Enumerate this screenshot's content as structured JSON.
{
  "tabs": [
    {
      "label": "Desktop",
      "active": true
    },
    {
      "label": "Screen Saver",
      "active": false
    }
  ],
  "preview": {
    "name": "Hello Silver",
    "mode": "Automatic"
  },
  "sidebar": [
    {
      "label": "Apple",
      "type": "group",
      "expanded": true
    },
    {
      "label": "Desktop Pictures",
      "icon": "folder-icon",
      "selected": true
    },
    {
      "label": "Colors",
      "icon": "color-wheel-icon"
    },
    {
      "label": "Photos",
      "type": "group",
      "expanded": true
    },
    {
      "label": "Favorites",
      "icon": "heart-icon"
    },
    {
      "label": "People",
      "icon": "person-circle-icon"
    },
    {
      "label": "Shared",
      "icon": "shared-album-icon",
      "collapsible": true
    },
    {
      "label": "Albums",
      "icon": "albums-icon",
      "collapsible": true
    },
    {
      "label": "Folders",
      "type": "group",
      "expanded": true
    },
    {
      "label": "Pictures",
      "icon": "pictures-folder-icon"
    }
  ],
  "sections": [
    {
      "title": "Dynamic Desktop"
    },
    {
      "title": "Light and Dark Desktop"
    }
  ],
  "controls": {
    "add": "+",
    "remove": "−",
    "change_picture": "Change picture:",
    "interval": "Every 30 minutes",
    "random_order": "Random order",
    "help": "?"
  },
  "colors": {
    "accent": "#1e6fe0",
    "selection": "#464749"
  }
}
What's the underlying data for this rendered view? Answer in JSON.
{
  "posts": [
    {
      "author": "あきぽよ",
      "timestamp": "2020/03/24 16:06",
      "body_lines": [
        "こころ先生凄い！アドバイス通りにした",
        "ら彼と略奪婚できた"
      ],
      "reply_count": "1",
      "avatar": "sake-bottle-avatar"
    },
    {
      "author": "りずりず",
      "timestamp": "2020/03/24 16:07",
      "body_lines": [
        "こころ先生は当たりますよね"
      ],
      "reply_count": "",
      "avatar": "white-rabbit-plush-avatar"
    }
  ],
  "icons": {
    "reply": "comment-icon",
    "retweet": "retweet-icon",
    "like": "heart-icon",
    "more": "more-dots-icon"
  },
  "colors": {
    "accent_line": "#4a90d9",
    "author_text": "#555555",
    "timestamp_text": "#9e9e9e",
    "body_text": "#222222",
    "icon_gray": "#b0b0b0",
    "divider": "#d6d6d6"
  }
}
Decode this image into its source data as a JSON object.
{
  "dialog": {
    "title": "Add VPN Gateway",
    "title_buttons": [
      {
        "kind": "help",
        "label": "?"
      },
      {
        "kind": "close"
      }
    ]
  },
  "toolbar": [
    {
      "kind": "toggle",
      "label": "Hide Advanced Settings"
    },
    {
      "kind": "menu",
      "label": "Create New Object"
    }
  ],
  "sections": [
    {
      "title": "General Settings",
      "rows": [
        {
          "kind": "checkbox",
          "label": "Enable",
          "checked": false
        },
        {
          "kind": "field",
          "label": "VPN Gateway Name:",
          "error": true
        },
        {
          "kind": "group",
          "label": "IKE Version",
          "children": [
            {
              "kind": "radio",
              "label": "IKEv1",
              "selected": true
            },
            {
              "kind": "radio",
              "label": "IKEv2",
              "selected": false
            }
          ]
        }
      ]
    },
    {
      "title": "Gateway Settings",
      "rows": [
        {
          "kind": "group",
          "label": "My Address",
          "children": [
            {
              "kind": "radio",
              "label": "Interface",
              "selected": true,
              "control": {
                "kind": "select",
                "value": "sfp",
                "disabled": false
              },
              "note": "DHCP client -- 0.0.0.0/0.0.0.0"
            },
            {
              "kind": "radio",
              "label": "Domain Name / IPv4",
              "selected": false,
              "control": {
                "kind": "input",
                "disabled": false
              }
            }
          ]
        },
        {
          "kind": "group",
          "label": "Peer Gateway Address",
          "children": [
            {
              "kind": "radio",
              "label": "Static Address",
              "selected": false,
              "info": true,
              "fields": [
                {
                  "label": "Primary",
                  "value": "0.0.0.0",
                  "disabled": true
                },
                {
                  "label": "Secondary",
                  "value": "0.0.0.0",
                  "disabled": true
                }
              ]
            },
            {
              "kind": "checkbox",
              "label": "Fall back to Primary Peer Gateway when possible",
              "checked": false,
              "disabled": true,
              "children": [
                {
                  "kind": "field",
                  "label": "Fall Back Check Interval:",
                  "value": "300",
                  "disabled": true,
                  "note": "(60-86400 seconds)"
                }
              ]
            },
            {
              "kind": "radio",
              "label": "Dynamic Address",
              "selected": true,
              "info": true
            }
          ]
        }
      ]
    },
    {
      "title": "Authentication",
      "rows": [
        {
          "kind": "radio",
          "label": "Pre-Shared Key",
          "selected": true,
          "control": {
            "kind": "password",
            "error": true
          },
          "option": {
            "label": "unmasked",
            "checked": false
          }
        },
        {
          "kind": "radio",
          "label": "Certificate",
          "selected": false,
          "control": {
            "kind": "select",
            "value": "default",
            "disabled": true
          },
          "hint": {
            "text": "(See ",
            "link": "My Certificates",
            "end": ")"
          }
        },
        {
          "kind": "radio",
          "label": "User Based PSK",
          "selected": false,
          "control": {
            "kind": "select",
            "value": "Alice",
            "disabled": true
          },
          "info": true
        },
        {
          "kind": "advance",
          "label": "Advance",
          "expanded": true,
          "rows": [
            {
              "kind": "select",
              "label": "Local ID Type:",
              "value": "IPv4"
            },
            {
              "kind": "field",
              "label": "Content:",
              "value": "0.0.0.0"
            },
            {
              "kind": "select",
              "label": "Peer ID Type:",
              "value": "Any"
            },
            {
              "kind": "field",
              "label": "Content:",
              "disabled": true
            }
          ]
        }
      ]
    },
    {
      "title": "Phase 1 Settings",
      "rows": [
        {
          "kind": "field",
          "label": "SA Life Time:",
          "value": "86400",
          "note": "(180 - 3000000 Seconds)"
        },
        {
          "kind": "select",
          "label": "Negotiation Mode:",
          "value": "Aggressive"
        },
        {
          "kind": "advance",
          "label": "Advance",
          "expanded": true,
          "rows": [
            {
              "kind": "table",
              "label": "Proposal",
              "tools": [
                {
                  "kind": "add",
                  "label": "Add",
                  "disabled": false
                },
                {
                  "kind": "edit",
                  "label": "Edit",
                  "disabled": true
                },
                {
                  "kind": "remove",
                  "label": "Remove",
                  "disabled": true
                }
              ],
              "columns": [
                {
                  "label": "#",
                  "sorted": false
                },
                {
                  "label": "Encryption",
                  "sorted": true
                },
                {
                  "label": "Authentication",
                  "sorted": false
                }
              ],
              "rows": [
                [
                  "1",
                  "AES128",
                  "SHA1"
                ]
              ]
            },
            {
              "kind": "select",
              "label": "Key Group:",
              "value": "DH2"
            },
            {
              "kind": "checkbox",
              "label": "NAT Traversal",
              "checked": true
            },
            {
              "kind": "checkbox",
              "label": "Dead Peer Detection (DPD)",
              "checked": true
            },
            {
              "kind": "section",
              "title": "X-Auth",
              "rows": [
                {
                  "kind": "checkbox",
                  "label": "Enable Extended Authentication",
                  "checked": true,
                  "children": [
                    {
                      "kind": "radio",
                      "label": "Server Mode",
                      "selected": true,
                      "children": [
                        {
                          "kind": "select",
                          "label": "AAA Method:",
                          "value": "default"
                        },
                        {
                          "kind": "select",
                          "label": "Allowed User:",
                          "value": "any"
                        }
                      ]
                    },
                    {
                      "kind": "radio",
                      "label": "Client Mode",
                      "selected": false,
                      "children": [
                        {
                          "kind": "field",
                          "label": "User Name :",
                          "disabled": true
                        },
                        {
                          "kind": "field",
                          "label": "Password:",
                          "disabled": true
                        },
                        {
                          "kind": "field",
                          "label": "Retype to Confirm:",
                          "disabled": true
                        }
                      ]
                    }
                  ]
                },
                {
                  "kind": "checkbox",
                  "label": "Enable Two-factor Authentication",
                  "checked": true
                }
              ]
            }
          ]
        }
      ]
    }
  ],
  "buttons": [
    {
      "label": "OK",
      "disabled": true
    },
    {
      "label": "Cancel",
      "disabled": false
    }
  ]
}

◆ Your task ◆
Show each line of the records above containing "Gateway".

◆ Solution ◆
    "title": "Add VPN Gateway",
          "label": "VPN Gateway Name:",
      "title": "Gateway Settings",
          "label": "Peer Gateway Address",
              "label": "Fall back to Primary Peer Gateway when possible",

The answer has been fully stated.